Block 1 Activity 4: the long tail
It was interesting to read the Seely Brown and Adler (2008), ‘Minds on fire: open education, the long tail and learning 2.0’ to set the background for both open source software, developments in ways of working – I really like the idea of legitimate peripheral participation – and to read about the early projects aimed at learning in different ways. The long tail is such a useful concept too in thinking about what happens to all these courses/podcasts/videos and links that people put out there.
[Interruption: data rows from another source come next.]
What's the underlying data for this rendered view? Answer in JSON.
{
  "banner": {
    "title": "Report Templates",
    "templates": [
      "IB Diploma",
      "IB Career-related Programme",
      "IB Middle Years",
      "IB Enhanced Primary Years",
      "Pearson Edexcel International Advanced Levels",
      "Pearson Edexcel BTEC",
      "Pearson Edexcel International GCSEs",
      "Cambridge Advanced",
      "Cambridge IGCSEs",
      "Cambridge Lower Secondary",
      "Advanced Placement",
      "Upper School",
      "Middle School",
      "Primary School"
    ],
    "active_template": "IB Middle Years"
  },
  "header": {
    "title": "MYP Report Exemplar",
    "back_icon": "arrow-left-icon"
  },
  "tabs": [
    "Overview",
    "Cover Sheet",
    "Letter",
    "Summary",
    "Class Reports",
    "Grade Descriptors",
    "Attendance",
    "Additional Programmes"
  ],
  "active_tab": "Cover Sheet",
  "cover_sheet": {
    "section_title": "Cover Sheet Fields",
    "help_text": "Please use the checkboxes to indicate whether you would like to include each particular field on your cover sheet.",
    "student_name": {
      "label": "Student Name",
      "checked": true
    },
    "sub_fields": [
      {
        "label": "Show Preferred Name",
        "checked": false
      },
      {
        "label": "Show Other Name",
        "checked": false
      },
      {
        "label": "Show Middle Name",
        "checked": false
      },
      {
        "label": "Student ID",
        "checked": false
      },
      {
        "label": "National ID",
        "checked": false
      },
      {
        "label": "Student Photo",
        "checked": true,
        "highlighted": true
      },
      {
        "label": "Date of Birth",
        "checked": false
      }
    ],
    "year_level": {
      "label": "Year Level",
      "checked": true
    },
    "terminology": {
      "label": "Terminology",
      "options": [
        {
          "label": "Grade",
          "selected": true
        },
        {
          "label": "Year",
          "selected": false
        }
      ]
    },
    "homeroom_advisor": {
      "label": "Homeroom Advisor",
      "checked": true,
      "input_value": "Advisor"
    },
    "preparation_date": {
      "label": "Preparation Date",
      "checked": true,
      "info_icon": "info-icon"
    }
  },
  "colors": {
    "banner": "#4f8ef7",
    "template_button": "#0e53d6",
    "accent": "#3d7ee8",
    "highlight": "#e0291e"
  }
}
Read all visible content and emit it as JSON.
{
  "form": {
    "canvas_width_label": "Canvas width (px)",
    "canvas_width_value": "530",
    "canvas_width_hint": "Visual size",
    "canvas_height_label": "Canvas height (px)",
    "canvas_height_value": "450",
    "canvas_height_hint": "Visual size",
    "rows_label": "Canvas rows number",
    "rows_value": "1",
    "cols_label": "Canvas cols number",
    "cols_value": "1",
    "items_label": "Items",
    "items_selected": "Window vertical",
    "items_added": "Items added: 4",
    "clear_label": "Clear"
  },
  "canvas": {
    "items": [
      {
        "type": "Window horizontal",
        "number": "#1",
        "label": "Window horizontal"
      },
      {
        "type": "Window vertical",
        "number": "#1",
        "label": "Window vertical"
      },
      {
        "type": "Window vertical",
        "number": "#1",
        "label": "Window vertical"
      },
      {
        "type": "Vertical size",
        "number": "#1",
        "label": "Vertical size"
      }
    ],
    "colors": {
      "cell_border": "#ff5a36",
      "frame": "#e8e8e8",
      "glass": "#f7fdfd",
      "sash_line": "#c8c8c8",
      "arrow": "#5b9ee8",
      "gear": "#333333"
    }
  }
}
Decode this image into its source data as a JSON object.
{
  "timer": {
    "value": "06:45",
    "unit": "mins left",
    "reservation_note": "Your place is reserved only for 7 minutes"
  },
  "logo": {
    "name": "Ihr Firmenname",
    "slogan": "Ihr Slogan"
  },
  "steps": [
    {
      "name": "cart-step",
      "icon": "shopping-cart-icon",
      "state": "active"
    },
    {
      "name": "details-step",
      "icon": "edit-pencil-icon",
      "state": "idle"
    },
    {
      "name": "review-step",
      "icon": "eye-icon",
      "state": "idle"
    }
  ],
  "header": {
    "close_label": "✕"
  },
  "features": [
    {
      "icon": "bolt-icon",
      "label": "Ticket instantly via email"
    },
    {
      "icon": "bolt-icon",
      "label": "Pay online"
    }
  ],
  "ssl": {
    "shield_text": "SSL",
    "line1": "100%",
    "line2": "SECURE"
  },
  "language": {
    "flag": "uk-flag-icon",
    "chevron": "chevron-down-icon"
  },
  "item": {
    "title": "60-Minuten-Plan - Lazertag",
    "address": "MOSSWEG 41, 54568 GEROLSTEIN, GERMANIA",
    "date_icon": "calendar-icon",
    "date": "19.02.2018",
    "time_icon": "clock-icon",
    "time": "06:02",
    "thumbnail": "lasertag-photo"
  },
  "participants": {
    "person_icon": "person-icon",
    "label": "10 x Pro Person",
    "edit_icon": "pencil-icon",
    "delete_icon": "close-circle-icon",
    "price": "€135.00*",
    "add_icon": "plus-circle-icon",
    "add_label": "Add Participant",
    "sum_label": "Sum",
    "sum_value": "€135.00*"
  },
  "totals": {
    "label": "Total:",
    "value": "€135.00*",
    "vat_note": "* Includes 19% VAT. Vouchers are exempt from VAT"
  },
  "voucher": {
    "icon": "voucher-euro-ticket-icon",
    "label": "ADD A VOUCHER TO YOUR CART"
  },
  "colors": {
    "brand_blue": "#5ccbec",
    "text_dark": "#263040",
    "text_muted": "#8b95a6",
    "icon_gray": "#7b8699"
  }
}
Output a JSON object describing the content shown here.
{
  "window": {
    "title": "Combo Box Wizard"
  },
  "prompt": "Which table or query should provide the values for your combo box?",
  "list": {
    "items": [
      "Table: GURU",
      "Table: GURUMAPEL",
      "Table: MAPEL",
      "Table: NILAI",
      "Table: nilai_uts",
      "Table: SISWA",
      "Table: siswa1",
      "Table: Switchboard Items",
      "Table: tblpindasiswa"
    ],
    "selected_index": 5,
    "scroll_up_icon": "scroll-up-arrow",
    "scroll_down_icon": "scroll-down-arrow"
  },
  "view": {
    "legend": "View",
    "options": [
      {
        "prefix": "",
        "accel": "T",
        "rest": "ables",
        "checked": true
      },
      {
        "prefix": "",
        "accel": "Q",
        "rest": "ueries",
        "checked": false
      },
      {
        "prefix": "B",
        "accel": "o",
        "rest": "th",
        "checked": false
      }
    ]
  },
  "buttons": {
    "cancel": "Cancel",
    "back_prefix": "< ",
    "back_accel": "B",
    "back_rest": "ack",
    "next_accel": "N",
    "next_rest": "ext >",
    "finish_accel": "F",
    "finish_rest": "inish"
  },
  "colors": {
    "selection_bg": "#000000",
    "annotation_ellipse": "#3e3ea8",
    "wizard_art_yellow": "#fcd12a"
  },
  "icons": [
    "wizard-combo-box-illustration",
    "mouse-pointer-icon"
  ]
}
I took a look at the Hands on Universe project, whose mission is to ‘train teachers on the use of modern tools and resources for science education and engage students in international scientific projects’. The website is impressive and sets out fairly clearly the different areas of activity the project is involved with including training teachers how to engage and motivate students in astronomy, software products and access to telescopes. Interesting to see that since the project started that his helped established many HOU partners throughout the world; utilising the web to establish a distributed network but also to share the learning and software resources. A quick google scholar search revealed a few articles have been written citing the methodology used in the project to discuss ideas about how children can learn through project based work e.g Anthony J. Petrosino (2004) Integrating Curriculum, Instruction, and Assessment in Project-Based Instruction: A Case Study of an Experienced Teacher